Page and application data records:
________________________

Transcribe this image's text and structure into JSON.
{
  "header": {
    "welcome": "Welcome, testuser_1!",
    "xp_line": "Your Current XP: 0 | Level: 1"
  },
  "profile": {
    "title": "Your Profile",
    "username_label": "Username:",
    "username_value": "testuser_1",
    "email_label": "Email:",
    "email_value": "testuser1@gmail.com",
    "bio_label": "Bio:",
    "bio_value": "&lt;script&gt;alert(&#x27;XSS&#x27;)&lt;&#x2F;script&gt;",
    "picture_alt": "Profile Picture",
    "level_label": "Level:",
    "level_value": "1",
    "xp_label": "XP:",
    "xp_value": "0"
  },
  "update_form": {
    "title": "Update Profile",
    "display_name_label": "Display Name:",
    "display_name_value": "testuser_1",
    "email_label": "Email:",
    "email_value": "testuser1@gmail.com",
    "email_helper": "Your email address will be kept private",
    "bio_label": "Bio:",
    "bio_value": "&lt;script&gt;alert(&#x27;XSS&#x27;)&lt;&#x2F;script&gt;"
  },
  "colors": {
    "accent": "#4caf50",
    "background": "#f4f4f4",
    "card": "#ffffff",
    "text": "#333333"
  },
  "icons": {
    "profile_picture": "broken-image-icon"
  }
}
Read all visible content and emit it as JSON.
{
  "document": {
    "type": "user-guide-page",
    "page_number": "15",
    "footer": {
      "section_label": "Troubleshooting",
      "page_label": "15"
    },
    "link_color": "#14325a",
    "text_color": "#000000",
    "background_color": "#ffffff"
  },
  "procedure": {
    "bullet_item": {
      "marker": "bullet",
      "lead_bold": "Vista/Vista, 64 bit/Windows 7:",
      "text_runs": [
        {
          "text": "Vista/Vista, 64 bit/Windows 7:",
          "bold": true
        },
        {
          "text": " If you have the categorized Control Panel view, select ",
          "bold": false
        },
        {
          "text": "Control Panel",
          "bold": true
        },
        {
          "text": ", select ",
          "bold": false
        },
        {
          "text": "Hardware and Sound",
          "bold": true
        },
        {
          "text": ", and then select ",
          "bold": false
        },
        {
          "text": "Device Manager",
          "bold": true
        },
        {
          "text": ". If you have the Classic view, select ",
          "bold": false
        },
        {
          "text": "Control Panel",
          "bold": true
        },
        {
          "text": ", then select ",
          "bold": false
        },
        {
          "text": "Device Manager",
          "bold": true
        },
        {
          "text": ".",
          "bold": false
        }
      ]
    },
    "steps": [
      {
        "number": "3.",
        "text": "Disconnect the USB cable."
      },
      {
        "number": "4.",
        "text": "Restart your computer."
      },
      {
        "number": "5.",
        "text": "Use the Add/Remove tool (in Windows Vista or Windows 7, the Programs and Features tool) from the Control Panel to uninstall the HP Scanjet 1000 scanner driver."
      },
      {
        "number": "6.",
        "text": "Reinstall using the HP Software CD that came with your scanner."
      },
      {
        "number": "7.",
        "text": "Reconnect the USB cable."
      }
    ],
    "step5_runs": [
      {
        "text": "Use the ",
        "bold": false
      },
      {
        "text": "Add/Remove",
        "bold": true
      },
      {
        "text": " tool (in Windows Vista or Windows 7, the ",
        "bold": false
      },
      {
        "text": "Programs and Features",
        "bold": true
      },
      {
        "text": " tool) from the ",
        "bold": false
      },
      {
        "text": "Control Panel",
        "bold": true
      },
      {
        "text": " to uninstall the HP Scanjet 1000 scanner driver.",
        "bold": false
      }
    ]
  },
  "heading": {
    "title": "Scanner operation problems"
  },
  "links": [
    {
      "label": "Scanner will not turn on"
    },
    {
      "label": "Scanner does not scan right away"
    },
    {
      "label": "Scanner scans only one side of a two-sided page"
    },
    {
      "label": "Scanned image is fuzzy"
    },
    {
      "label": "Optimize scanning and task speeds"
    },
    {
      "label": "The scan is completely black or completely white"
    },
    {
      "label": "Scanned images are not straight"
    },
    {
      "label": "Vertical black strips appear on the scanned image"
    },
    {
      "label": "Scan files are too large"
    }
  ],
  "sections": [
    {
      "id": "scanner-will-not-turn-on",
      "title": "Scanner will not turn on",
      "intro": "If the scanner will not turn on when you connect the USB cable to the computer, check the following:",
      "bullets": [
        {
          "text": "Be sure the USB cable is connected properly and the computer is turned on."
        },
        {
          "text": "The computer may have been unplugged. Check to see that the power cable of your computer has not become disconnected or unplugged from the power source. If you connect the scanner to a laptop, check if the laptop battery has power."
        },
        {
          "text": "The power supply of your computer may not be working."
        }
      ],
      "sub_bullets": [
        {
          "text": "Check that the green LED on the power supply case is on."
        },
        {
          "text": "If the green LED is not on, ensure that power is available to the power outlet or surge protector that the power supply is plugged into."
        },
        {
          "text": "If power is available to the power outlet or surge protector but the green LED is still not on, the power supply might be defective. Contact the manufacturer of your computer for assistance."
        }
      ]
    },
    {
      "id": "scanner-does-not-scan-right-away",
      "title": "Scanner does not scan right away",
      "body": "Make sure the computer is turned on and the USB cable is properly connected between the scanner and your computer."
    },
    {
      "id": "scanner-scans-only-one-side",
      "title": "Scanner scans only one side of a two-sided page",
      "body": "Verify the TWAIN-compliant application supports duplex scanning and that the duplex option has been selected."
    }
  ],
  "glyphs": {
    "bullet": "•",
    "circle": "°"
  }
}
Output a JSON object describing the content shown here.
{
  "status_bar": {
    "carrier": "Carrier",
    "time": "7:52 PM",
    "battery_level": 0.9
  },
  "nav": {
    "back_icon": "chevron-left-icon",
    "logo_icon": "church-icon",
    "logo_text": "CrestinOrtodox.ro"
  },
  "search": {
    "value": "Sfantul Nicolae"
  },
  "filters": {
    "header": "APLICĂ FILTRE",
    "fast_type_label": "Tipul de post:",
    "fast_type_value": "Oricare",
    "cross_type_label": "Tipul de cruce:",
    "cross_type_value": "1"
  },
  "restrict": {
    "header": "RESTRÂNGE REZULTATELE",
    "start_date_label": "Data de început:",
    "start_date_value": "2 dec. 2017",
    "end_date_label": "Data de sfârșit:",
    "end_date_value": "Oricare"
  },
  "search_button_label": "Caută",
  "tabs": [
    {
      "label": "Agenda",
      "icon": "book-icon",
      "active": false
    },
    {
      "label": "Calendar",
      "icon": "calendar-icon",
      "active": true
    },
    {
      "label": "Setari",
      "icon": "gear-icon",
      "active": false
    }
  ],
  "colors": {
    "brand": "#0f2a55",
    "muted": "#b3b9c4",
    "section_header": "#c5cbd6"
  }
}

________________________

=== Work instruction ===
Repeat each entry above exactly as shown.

=== Written answer ===
Transcribe this image's text and structure into JSON.
{
  "header": {
    "welcome": "Welcome, testuser_1!",
    "xp_line": "Your Current XP: 0 | Level: 1"
  },
  "profile": {
    "title": "Your Profile",
    "username_label": "Username:",
    "username_value": "testuser_1",
    "email_label": "Email:",
    "email_value": "testuser1@gmail.com",
    "bio_label": "Bio:",
    "bio_value": "&lt;script&gt;alert(&#x27;XSS&#x27;)&lt;&#x2F;script&gt;",
    "picture_alt": "Profile Picture",
    "level_label": "Level:",
    "level_value": "1",
    "xp_label": "XP:",
    "xp_value": "0"
  },
  "update_form": {
    "title": "Update Profile",
    "display_name_label": "Display Name:",
    "display_name_value": "testuser_1",
    "email_label": "Email:",
    "email_value": "testuser1@gmail.com",
    "email_helper": "Your email address will be kept private",
    "bio_label": "Bio:",
    "bio_value": "&lt;script&gt;alert(&#x27;XSS&#x27;)&lt;&#x2F;script&gt;"
  },
  "colors": {
    "accent": "#4caf50",
    "background": "#f4f4f4",
    "card": "#ffffff",
    "text": "#333333"
  },
  "icons": {
    "profile_picture": "broken-image-icon"
  }
}
Read all visible content and emit it as JSON.
{
  "document": {
    "type": "user-guide-page",
    "page_number": "15",
    "footer": {
      "section_label": "Troubleshooting",
      "page_label": "15"
    },
    "link_color": "#14325a",
    "text_color": "#000000",
    "background_color": "#ffffff"
  },
  "procedure": {
    "bullet_item": {
      "marker": "bullet",
      "lead_bold": "Vista/Vista, 64 bit/Windows 7:",
      "text_runs": [
        {
          "text": "Vista/Vista, 64 bit/Windows 7:",
          "bold": true
        },
        {
          "text": " If you have the categorized Control Panel view, select ",
          "bold": false
        },
        {
          "text": "Control Panel",
          "bold": true
        },
        {
          "text": ", select ",
          "bold": false
        },
        {
          "text": "Hardware and Sound",
          "bold": true
        },
        {
          "text": ", and then select ",
          "bold": false
        },
        {
          "text": "Device Manager",
          "bold": true
        },
        {
          "text": ". If you have the Classic view, select ",
          "bold": false
        },
        {
          "text": "Control Panel",
          "bold": true
        },
        {
          "text": ", then select ",
          "bold": false
        },
        {
          "text": "Device Manager",
          "bold": true
        },
        {
          "text": ".",
          "bold": false
        }
      ]
    },
    "steps": [
      {
        "number": "3.",
        "text": "Disconnect the USB cable."
      },
      {
        "number": "4.",
        "text": "Restart your computer."
      },
      {
        "number": "5.",
        "text": "Use the Add/Remove tool (in Windows Vista or Windows 7, the Programs and Features tool) from the Control Panel to uninstall the HP Scanjet 1000 scanner driver."
      },
      {
        "number": "6.",
        "text": "Reinstall using the HP Software CD that came with your scanner."
      },
      {
        "number": "7.",
        "text": "Reconnect the USB cable."
      }
    ],
    "step5_runs": [
      {
        "text": "Use the ",
        "bold": false
      },
      {
        "text": "Add/Remove",
        "bold": true
      },
      {
        "text": " tool (in Windows Vista or Windows 7, the ",
        "bold": false
      },
      {
        "text": "Programs and Features",
        "bold": true
      },
      {
        "text": " tool) from the ",
        "bold": false
      },
      {
        "text": "Control Panel",
        "bold": true
      },
      {
        "text": " to uninstall the HP Scanjet 1000 scanner driver.",
        "bold": false
      }
    ]
  },
  "heading": {
    "title": "Scanner operation problems"
  },
  "links": [
    {
      "label": "Scanner will not turn on"
    },
    {
      "label": "Scanner does not scan right away"
    },
    {
      "label": "Scanner scans only one side of a two-sided page"
    },
    {
      "label": "Scanned image is fuzzy"
    },
    {
      "label": "Optimize scanning and task speeds"
    },
    {
      "label": "The scan is completely black or completely white"
    },
    {
      "label": "Scanned images are not straight"
    },
    {
      "label": "Vertical black strips appear on the scanned image"
    },
    {
      "label": "Scan files are too large"
    }
  ],
  "sections": [
    {
      "id": "scanner-will-not-turn-on",
      "title": "Scanner will not turn on",
      "intro": "If the scanner will not turn on when you connect the USB cable to the computer, check the following:",
      "bullets": [
        {
          "text": "Be sure the USB cable is connected properly and the computer is turned on."
        },
        {
          "text": "The computer may have been unplugged. Check to see that the power cable of your computer has not become disconnected or unplugged from the power source. If you connect the scanner to a laptop, check if the laptop battery has power."
        },
        {
          "text": "The power supply of your computer may not be working."
        }
      ],
      "sub_bullets": [
        {
          "text": "Check that the green LED on the power supply case is on."
        },
        {
          "text": "If the green LED is not on, ensure that power is available to the power outlet or surge protector that the power supply is plugged into."
        },
        {
          "text": "If power is available to the power outlet or surge protector but the green LED is still not on, the power supply might be defective. Contact the manufacturer of your computer for assistance."
        }
      ]
    },
    {
      "id": "scanner-does-not-scan-right-away",
      "title": "Scanner does not scan right away",
      "body": "Make sure the computer is turned on and the USB cable is properly connected between the scanner and your computer."
    },
    {
      "id": "scanner-scans-only-one-side",
      "title": "Scanner scans only one side of a two-sided page",
      "body": "Verify the TWAIN-compliant application supports duplex scanning and that the duplex option has been selected."
    }
  ],
  "glyphs": {
    "bullet": "•",
    "circle": "°"
  }
}
Output a JSON object describing the content shown here.
{
  "status_bar": {
    "carrier": "Carrier",
    "time": "7:52 PM",
    "battery_level": 0.9
  },
  "nav": {
    "back_icon": "chevron-left-icon",
    "logo_icon": "church-icon",
    "logo_text": "CrestinOrtodox.ro"
  },
  "search": {
    "value": "Sfantul Nicolae"
  },
  "filters": {
    "header": "APLICĂ FILTRE",
    "fast_type_label": "Tipul de post:",
    "fast_type_value": "Oricare",
    "cross_type_label": "Tipul de cruce:",
    "cross_type_value": "1"
  },
  "restrict": {
    "header": "RESTRÂNGE REZULTATELE",
    "start_date_label": "Data de început:",
    "start_date_value": "2 dec. 2017",
    "end_date_label": "Data de sfârșit:",
    "end_date_value": "Oricare"
  },
  "search_button_label": "Caută",
  "tabs": [
    {
      "label": "Agenda",
      "icon": "book-icon",
      "active": false
    },
    {
      "label": "Calendar",
      "icon": "calendar-icon",
      "active": true
    },
    {
      "label": "Setari",
      "icon": "gear-icon",
      "active": false
    }
  ],
  "colors": {
    "brand": "#0f2a55",
    "muted": "#b3b9c4",
    "section_header": "#c5cbd6"
  }
}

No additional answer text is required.